Alaeddine, 30, is one of three Edmontonians in the American troupe of pain-loving freaks. He started doing contortion as a street performer at the Edmonton Fringe Festival about 10 years ago. When performing his contortions, Alaeddine stuffs his rolling hillsides into a gold nylon suit labelled “one size fits all” that he bought from the women's section of a hipster-friendly clothing store.”
Nokulunga Buthelezi, the contortion star of the show "Africa, Africa", went to a German TV show and kicked some butts with her snake-like choreography.
Arevik and Tatevik Seyranyan perform 2 girls, 1 cu…be.
Alexey I. Goloborodko is a contortionist who has been described by many as the most flexible human on the planet. He was born in Tula, Russia, in December 1994. As well as contortion and flexibility, he has been trained in classical and modern dance, and Chinese martial arts. This helps to add fluency, grace and elegance to his contortion performances. He has performed in a variety of arts festivals and competitions, television programs, circuses and shows.

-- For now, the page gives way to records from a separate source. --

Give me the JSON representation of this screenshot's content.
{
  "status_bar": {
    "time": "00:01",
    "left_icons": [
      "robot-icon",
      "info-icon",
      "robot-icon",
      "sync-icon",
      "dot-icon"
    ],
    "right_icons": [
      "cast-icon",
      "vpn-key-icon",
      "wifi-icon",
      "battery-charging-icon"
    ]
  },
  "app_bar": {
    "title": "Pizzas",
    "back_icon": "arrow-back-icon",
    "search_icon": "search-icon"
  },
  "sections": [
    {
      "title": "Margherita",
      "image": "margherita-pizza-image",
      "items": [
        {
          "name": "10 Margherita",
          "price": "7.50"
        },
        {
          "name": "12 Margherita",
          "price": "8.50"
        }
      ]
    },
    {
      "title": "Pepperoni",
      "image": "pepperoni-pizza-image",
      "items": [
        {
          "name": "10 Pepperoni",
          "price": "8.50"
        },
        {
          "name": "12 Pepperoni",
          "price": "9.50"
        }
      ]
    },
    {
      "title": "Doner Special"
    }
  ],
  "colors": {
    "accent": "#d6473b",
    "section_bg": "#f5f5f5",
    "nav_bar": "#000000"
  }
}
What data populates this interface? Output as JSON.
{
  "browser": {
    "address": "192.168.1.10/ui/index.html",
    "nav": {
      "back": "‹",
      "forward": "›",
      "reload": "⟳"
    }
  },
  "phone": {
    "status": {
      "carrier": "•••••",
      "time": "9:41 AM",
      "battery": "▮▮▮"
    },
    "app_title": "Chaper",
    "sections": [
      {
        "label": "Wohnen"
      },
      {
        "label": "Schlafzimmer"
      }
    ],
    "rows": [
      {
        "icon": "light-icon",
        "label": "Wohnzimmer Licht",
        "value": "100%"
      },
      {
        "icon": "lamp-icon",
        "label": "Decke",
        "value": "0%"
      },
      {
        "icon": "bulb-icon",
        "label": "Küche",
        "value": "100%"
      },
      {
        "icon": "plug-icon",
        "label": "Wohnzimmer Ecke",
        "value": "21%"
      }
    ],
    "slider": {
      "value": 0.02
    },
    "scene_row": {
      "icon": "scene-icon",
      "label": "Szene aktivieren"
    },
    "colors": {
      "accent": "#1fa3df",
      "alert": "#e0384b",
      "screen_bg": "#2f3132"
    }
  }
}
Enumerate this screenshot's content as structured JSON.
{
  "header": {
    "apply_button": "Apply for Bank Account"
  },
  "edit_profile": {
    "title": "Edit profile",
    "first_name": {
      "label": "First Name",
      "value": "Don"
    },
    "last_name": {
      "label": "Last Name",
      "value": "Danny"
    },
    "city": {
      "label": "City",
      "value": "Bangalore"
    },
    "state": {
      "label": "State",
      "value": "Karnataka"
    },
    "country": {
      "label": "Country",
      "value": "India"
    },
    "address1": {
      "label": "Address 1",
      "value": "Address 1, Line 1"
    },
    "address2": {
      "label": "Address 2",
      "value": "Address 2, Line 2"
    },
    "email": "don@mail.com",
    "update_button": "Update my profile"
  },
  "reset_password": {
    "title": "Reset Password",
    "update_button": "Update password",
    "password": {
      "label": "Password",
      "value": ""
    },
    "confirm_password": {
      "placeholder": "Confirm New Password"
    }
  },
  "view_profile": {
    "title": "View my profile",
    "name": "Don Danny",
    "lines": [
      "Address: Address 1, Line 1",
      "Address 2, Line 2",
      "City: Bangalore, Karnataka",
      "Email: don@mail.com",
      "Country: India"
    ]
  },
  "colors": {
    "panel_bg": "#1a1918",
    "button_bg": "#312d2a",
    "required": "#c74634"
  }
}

Richard Rosson (stage name Rubber Ritchie) is a British contortionist who has come to some prominence in the British media in recent years. He has appeared on a variety of television shows, including Channel 4 News, The Richard and Judy Show, and the Saturday morning children's show Dick and Dom in Da Bungalow.
Rosson has appeared in adverts and trailers for various products. Notably, in early 2006, Rosson acted as stunt double in a Walker's Crisps advert for ex-England footballer and BBC presenter Gary Lineker. Rosson has also had an impact on the big screen, shooting scenes as Avery the Death Eater for the blockbuster movie Harry Potter and the Goblet of Fire.
Another picture of 24 year old former Russian gymnast Zlata.